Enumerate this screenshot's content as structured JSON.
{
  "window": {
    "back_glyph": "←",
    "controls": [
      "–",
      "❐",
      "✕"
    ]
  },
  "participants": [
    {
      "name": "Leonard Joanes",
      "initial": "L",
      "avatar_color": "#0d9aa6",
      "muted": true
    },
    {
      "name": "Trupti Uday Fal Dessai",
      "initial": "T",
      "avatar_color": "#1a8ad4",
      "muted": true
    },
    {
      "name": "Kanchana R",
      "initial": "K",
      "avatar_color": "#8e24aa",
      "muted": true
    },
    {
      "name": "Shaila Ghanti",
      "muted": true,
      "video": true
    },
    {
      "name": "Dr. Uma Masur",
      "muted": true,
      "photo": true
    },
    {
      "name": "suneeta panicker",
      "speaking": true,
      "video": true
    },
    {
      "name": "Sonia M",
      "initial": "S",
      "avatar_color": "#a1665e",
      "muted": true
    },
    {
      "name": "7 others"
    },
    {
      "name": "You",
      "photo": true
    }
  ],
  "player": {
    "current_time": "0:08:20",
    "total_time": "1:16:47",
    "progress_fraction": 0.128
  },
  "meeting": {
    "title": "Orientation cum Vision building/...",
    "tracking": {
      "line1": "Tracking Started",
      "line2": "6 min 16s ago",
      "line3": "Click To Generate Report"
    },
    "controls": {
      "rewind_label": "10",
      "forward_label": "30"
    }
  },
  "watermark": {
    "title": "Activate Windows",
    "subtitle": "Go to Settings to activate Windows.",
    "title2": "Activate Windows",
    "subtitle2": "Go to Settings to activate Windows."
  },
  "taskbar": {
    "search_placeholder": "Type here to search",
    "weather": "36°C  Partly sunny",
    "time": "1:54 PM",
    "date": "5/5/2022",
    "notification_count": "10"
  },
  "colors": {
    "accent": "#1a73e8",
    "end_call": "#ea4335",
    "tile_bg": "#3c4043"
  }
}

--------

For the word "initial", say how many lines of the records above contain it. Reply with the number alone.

▶ [Solution below]
4